But Section 7 of the National Voter Registration Act encourages nongovernmental entities to serve as voter registrations agencies, including homeless shelters and drop-in shelters like the D.C. Downtown Day Services Center. As such, people experiencing homelessness who wish to seek aid or already seek aid from the center can register to vote in D.C., and use the center address.
Someone previously incarcerated might misinterpretthe requirement, “I have not been found by a court to be legally incompetent to vote” as confirmation that they cannot vote.
Yet the question has nothing to do with felons. This is a controversial requirement where a court may deem a mentally disabled individual legally incompetent to vote. In some situations, a person experiencing homelessness who is also mentally disabled may not know if they are eligible. In this case, Pathways D.C. volunteers help determine their eligibility.
“One of the hardest things I’ve seen is someone … who filled everything out, got to that part, and said, ‘Sorry, I can’t do it,’ and walked away,” said Gusman. “There is the chance that … we might have been able to confirm that he is eligible, but at the same time, there is a lot of stigma around the homeless that prevent people from being able to register. And they don’t necessarily want to talk about it.”
Despite the barriers in the way, Gusman and other Pathways D.C. volunteers hope that by doing in-person outreach like this and clarifying myths, they can empower people experiencing homelessness to exercise their right to vote.

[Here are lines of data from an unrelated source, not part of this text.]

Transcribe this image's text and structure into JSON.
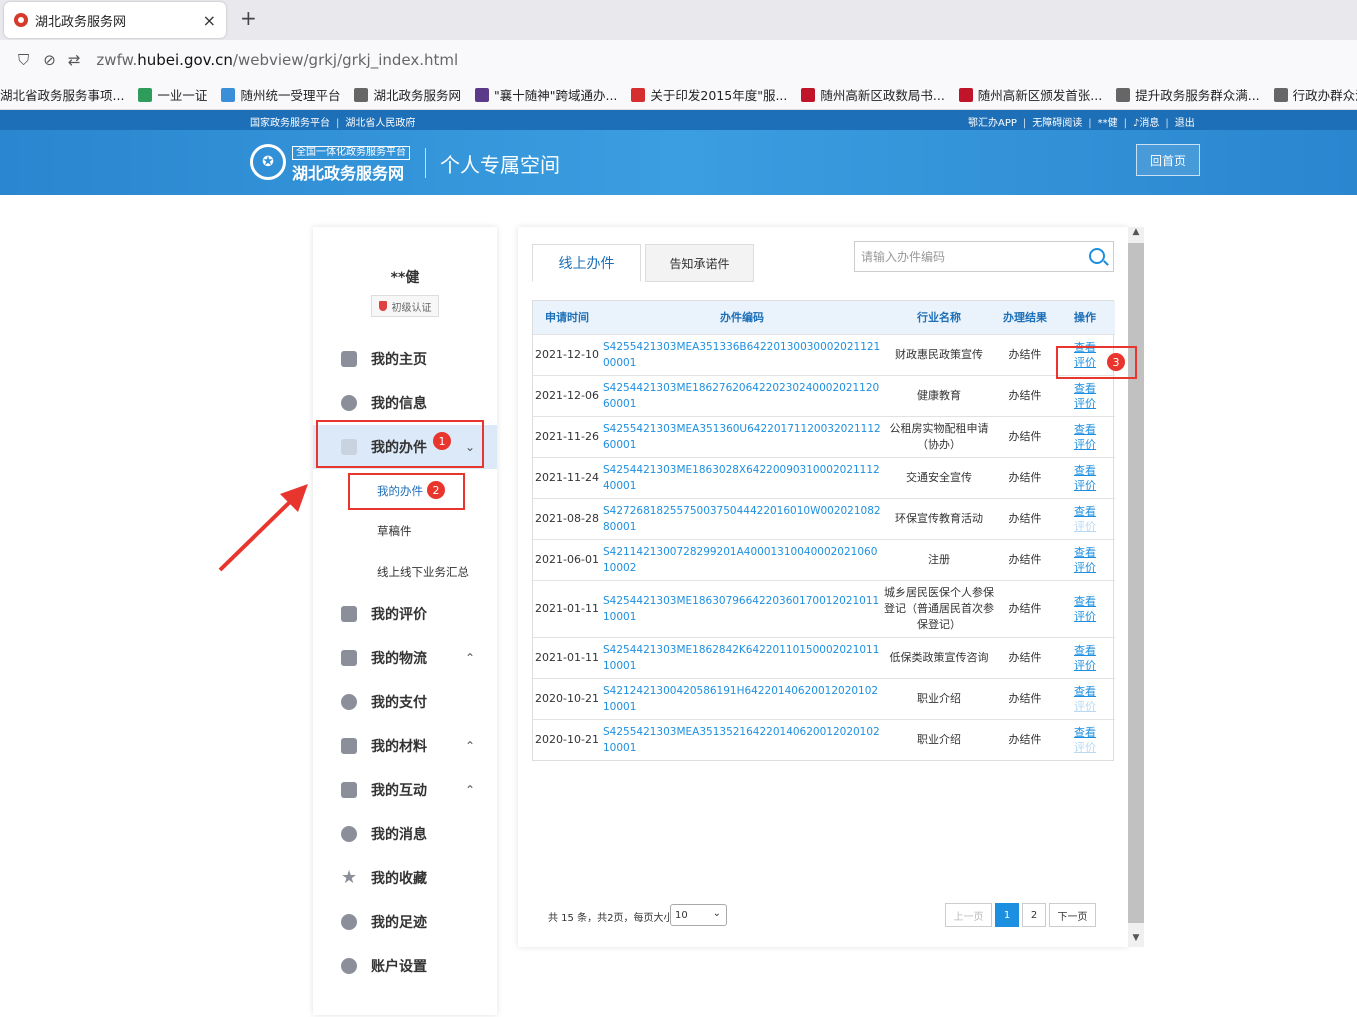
{
  "browser": {
    "tab_title": "湖北政务服务网",
    "tab_close": "×",
    "new_tab": "+",
    "url_prefix": "zwfw.",
    "url_domain": "hubei.gov.cn",
    "url_path": "/webview/grkj/grkj_index.html",
    "bookmarks": [
      {
        "label": "湖北省政务服务事项...",
        "color": "#f9f9fb"
      },
      {
        "label": "一业一证",
        "color": "#2e9d5b"
      },
      {
        "label": "随州统一受理平台",
        "color": "#3a8fd8"
      },
      {
        "label": "湖北政务服务网",
        "color": "#666666"
      },
      {
        "label": "\"襄十随神\"跨域通办...",
        "color": "#5b3a8a"
      },
      {
        "label": "关于印发2015年度\"服...",
        "color": "#d62e2e"
      },
      {
        "label": "随州高新区政数局书...",
        "color": "#c0142b"
      },
      {
        "label": "随州高新区颁发首张...",
        "color": "#c0142b"
      },
      {
        "label": "提升政务服务群众满...",
        "color": "#666666"
      },
      {
        "label": "行政办群众满",
        "color": "#666666"
      }
    ]
  },
  "site": {
    "top_left": [
      "国家政务服务平台",
      "湖北省人民政府"
    ],
    "top_right": [
      "鄂汇办APP",
      "无障碍阅读",
      "**健",
      "消息",
      "退出"
    ],
    "logo_small": "全国一体化政务服务平台",
    "logo_big": "湖北政务服务网",
    "page_title": "个人专属空间",
    "home_button": "回首页"
  },
  "sidebar": {
    "username": "**健",
    "auth_badge": "初级认证",
    "items": [
      {
        "label": "我的主页"
      },
      {
        "label": "我的信息"
      },
      {
        "label": "我的办件",
        "chevron": "⌄"
      },
      {
        "label": "我的评价"
      },
      {
        "label": "我的物流",
        "chevron": "⌃"
      },
      {
        "label": "我的支付"
      },
      {
        "label": "我的材料",
        "chevron": "⌃"
      },
      {
        "label": "我的互动",
        "chevron": "⌃"
      },
      {
        "label": "我的消息"
      },
      {
        "label": "我的收藏"
      },
      {
        "label": "我的足迹"
      },
      {
        "label": "账户设置"
      }
    ],
    "submenu": [
      "我的办件",
      "草稿件",
      "线上线下业务汇总"
    ]
  },
  "main": {
    "tabs": [
      "线上办件",
      "告知承诺件"
    ],
    "search_placeholder": "请输入办件编码",
    "columns": [
      "申请时间",
      "办件编码",
      "行业名称",
      "办理结果",
      "操作"
    ],
    "rows": [
      {
        "date": "2021-12-10",
        "code": "S4255421303MEA351336B6422013003000202112100001",
        "industry": "财政惠民政策宣传",
        "result": "办结件",
        "view": "查看",
        "rate": "评价",
        "rate_dim": false
      },
      {
        "date": "2021-12-06",
        "code": "S4254421303ME18627620642202302400020211206000​1",
        "industry": "健康教育",
        "result": "办结件",
        "view": "查看",
        "rate": "评价",
        "rate_dim": false
      },
      {
        "date": "2021-11-26",
        "code": "S4255421303MEA351360U6422017112003202111260001",
        "industry": "公租房实物配租申请（协办）",
        "result": "办结件",
        "view": "查看",
        "rate": "评价",
        "rate_dim": false
      },
      {
        "date": "2021-11-24",
        "code": "S4254421303ME1863028X642200903100020211124000​1",
        "industry": "交通安全宣传",
        "result": "办结件",
        "view": "查看",
        "rate": "评价",
        "rate_dim": false
      },
      {
        "date": "2021-08-28",
        "code": "S42726818255750037504442201601​0W00202108280001",
        "industry": "环保宣传教育活动",
        "result": "办结件",
        "view": "查看",
        "rate": "评价",
        "rate_dim": true
      },
      {
        "date": "2021-06-01",
        "code": "S421142130072829920​1A400013100400020210601000​2",
        "industry": "注册",
        "result": "办结件",
        "view": "查看",
        "rate": "评价",
        "rate_dim": false
      },
      {
        "date": "2021-01-11",
        "code": "S4254421303ME186307966422036017001202101110001",
        "industry": "城乡居民医保个人参保登记（普通居民首次参保登记）",
        "result": "办结件",
        "view": "查看",
        "rate": "评价",
        "rate_dim": false
      },
      {
        "date": "2021-01-11",
        "code": "S4254421303ME1862842K6422011015000202101110001",
        "industry": "低保类政策宣传咨询",
        "result": "办结件",
        "view": "查看",
        "rate": "评价",
        "rate_dim": false
      },
      {
        "date": "2020-10-21",
        "code": "S4212421300420586191H6422014062001202010210001",
        "industry": "职业介绍",
        "result": "办结件",
        "view": "查看",
        "rate": "评价",
        "rate_dim": true
      },
      {
        "date": "2020-10-21",
        "code": "S4255421303MEA351352164220140620012020102100​01",
        "industry": "职业介绍",
        "result": "办结件",
        "view": "查看",
        "rate": "评价",
        "rate_dim": true
      }
    ],
    "pager": {
      "info": "共 15 条，共2页，每页大小",
      "page_size": "10",
      "prev": "上一页",
      "pages": [
        "1",
        "2"
      ],
      "current": "1",
      "next": "下一页"
    }
  },
  "annotations": [
    "1",
    "2",
    "3"
  ],
  "colors": {
    "brand": "#1d6fb8",
    "link": "#1d8fe0",
    "annotation": "#e8352d"
  }
}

“It’s about re-enfranchising voters,” Perez said, “and giving them the opportunity to participate in something that everyone has the right to participate in.”